• Task directions
Scan the entries for lines with the word "weekday" and copy those lines.

-------- Supplied entries

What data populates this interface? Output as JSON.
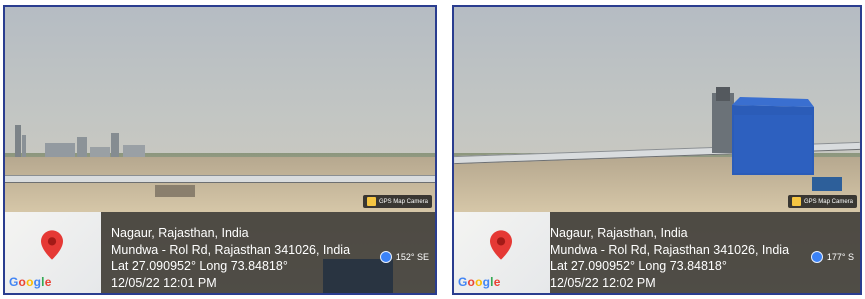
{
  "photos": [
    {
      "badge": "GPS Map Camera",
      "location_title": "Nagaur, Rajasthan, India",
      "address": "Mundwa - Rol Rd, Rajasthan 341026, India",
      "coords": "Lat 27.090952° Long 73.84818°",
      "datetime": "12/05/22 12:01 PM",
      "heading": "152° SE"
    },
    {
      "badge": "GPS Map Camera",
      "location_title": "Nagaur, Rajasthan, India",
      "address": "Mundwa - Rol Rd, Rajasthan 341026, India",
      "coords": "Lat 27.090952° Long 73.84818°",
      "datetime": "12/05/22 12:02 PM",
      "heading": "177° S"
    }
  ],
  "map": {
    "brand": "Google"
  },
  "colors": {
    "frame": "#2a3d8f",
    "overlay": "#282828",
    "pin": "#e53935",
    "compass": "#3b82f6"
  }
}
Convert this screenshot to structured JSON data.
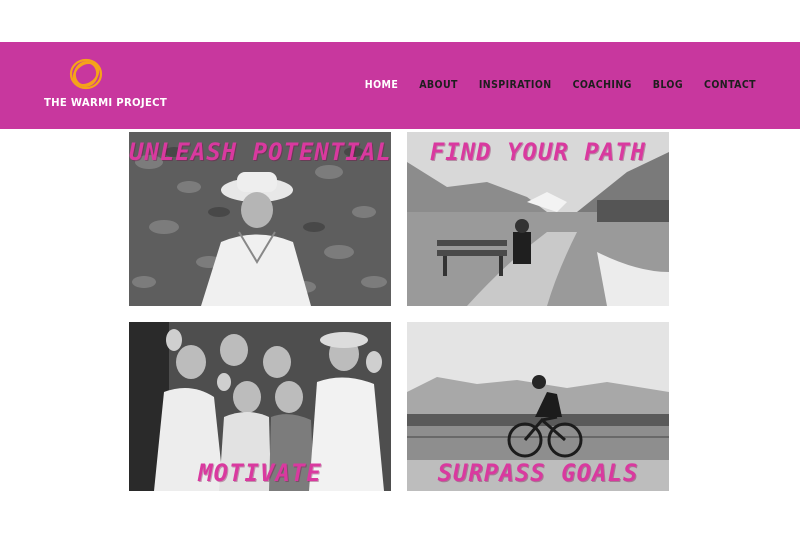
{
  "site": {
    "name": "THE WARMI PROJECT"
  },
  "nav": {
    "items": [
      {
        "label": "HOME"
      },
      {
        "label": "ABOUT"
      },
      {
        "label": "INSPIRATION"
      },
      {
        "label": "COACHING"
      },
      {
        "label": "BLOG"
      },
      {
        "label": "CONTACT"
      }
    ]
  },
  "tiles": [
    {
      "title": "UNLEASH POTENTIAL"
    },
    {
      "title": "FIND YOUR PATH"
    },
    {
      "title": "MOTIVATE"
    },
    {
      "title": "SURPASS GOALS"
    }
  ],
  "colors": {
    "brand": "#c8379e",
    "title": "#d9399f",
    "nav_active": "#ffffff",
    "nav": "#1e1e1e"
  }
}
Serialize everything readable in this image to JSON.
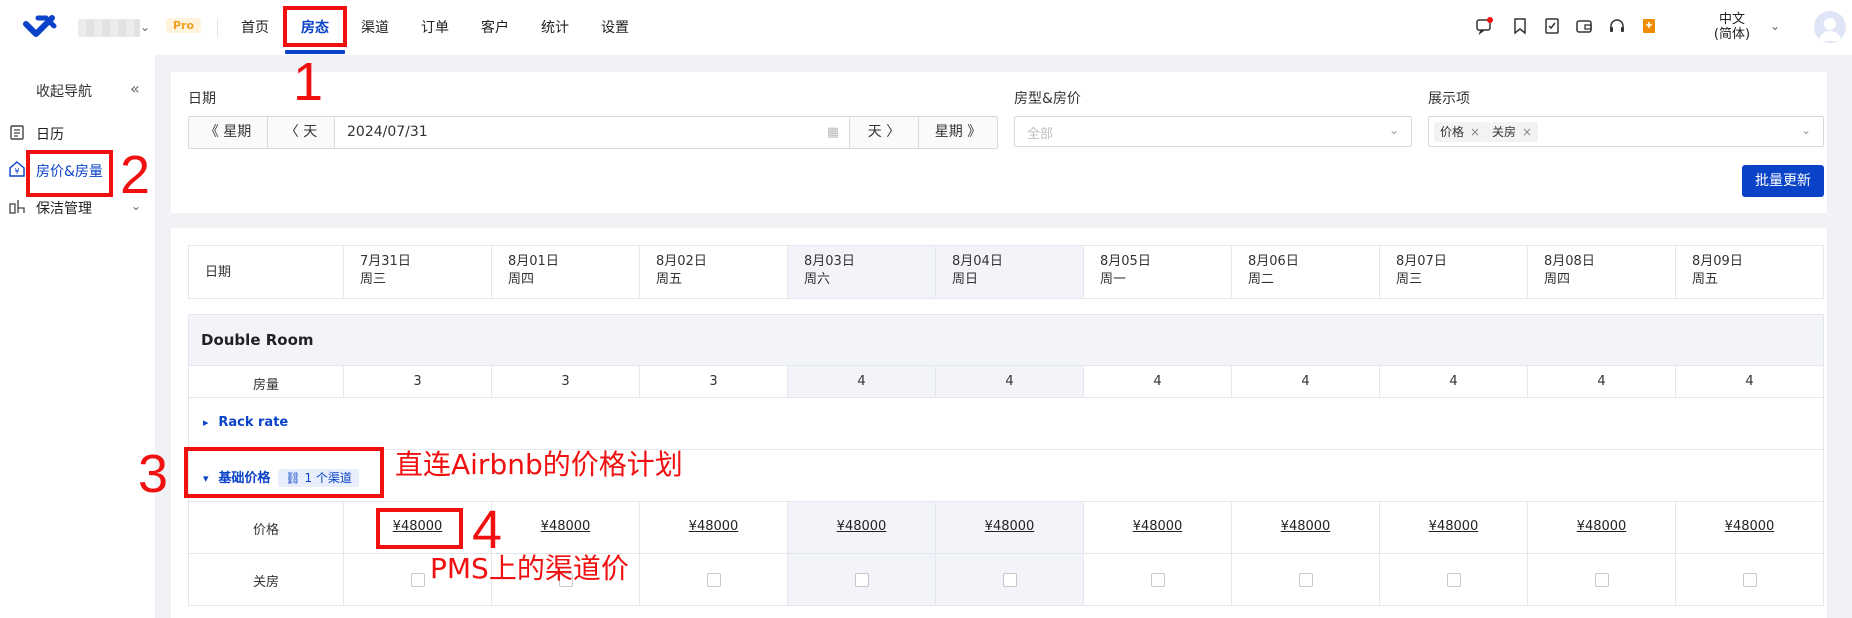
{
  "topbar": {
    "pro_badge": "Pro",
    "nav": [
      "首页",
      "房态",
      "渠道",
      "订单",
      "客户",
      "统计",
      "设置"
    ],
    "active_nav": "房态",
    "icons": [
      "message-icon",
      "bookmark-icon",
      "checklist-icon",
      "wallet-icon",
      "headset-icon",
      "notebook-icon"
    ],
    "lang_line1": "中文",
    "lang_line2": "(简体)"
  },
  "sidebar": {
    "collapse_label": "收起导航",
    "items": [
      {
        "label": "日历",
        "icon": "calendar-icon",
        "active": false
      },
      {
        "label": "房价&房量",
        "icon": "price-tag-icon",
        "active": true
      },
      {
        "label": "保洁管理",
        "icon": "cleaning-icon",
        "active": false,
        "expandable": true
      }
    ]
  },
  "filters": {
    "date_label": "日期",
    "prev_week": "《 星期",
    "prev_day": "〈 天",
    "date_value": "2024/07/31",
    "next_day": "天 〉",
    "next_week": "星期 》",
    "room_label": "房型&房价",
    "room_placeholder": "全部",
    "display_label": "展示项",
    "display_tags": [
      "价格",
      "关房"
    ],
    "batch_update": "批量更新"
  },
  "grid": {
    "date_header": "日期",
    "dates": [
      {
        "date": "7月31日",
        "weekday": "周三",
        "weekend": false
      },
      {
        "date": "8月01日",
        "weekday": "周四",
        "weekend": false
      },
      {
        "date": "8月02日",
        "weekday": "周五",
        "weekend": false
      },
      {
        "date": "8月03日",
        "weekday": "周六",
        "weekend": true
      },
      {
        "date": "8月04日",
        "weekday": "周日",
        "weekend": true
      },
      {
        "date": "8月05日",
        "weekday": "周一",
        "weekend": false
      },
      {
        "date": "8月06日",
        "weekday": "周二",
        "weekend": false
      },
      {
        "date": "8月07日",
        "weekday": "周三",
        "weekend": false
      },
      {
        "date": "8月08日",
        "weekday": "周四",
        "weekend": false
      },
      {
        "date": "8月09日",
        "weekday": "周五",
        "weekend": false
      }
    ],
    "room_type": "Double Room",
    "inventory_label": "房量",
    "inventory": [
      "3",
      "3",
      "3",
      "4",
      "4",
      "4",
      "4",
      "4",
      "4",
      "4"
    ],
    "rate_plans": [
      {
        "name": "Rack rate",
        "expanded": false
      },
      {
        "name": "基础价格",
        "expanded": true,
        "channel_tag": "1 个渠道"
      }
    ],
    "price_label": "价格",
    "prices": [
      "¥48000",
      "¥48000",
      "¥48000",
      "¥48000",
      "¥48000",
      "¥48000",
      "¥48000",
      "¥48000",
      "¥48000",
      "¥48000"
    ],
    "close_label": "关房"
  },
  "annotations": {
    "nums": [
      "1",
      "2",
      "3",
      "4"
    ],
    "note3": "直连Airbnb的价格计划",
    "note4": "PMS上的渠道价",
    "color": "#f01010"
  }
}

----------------
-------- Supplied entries

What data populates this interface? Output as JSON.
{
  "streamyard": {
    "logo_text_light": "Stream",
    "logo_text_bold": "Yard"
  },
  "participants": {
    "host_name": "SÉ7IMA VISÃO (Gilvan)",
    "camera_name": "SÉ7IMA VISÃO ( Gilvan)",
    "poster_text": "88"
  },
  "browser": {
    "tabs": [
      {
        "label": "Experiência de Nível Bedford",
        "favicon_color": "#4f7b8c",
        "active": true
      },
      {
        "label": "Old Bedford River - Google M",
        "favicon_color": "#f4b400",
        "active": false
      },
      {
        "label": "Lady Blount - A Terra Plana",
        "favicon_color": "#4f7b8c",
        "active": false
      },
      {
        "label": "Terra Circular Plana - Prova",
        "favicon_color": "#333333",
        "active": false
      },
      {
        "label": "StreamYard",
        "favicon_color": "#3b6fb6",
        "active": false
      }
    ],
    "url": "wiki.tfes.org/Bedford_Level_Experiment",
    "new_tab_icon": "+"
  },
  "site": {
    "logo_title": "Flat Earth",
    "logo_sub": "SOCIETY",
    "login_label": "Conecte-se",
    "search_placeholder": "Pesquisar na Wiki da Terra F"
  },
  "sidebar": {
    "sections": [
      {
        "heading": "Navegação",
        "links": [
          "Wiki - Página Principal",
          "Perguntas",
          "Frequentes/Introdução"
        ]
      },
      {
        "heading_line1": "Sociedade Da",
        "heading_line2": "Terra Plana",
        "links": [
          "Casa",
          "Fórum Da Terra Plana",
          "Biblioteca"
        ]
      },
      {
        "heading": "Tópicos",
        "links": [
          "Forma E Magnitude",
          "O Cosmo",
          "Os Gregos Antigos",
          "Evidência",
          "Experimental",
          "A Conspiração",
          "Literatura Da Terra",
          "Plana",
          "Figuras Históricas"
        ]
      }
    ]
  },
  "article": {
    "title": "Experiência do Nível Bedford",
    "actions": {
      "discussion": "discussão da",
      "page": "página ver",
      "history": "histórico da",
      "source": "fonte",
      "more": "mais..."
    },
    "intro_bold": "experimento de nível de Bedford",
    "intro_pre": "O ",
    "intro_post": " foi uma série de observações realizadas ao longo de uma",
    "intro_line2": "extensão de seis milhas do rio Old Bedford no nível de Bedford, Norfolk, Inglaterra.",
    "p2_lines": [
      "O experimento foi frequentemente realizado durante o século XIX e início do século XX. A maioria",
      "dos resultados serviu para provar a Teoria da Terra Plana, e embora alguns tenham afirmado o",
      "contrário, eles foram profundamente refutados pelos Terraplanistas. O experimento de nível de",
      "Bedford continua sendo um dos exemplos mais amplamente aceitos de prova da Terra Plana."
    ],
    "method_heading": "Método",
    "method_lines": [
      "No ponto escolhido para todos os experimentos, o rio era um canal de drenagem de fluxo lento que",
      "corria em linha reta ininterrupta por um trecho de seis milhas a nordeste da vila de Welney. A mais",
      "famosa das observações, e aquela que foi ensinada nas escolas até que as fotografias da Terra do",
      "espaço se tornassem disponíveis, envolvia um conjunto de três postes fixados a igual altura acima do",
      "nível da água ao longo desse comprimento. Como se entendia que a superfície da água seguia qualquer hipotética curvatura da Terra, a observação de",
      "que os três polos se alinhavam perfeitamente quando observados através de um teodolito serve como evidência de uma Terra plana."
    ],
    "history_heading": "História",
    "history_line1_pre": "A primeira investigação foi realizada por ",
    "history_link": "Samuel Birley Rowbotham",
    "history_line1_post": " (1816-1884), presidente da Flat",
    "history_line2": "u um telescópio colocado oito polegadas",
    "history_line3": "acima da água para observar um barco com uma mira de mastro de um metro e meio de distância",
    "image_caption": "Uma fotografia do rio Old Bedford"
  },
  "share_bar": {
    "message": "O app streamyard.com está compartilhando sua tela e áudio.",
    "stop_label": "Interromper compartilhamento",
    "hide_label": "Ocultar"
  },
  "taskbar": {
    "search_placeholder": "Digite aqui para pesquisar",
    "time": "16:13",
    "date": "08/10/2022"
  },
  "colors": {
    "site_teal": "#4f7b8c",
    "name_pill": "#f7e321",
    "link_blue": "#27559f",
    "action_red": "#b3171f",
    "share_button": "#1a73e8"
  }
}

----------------

• Answer box
        "weekday": "周三",
        "weekday": "周四",
        "weekday": "周五",
        "weekday": "周六",
        "weekday": "周日",
        "weekday": "周一",
        "weekday": "周二",
        "weekday": "周三",
        "weekday": "周四",
        "weekday": "周五",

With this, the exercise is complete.